Every line of the entries below that includes "data" belongs in the answer, copied as written.
+ + + +
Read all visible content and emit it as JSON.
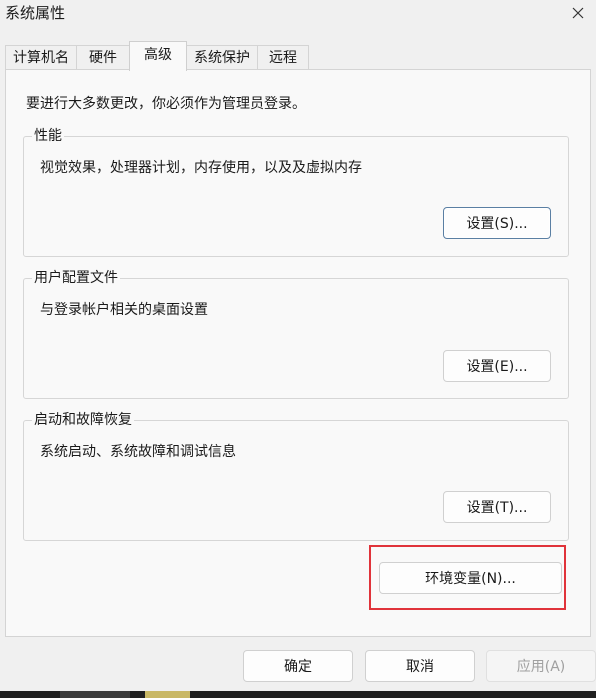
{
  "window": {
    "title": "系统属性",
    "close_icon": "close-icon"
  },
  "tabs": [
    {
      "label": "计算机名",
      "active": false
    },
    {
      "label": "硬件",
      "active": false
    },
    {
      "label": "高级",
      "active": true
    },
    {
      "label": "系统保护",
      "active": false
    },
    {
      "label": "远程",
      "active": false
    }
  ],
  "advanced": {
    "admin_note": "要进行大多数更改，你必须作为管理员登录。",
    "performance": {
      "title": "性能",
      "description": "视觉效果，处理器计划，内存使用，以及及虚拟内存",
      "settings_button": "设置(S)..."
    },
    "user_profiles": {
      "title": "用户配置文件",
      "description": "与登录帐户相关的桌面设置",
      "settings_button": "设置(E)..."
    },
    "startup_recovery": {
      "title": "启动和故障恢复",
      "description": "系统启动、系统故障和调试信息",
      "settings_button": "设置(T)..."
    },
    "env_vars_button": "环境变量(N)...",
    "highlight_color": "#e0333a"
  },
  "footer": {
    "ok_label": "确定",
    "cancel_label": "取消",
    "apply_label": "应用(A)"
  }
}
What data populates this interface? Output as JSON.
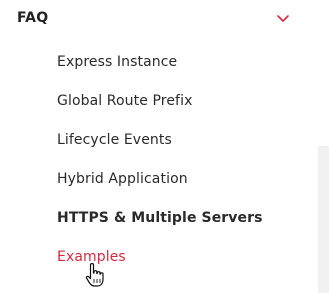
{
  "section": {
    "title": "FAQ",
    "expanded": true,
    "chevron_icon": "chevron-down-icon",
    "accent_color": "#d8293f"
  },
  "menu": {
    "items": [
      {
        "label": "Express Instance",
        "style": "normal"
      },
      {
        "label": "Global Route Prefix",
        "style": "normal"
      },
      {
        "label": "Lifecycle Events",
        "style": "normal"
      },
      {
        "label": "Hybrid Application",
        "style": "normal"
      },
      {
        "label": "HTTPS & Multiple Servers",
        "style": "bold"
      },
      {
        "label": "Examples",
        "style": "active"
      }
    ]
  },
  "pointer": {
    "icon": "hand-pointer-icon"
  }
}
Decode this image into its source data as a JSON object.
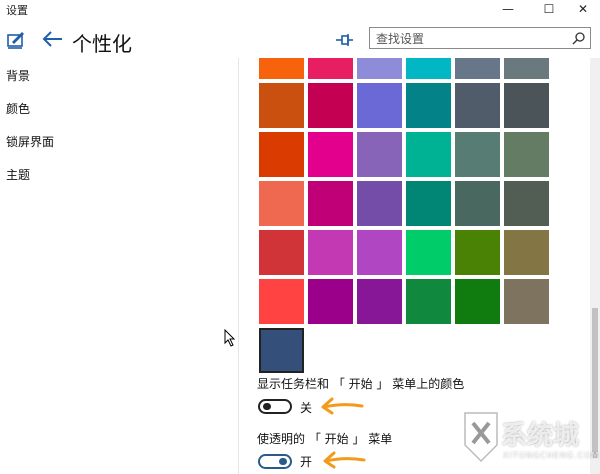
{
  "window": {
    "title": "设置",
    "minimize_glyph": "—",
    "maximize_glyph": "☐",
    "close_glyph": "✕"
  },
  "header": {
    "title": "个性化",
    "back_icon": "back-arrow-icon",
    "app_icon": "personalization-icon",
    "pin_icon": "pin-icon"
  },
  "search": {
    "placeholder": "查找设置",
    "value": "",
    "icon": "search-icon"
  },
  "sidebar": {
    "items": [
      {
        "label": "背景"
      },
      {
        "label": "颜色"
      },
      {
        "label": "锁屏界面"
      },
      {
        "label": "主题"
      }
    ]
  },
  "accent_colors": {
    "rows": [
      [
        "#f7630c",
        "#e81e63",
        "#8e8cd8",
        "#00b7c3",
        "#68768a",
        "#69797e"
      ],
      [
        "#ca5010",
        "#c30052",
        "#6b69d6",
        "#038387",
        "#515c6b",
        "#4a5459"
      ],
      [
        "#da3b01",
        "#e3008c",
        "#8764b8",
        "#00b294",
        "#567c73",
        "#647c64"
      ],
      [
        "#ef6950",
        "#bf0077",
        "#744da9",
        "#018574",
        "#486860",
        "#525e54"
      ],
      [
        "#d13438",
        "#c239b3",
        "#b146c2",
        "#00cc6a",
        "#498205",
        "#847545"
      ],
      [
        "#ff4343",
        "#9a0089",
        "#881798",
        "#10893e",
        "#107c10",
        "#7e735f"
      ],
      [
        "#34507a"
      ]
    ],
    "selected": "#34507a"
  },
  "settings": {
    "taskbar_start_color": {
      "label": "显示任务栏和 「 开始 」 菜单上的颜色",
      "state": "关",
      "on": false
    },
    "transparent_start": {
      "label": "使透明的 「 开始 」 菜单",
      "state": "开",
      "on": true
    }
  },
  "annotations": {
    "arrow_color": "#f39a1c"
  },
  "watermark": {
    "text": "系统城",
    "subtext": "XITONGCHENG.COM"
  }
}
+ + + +
__Response__.
What data populates this interface? Output as JSON.
Decode this image into its source data as a JSON object.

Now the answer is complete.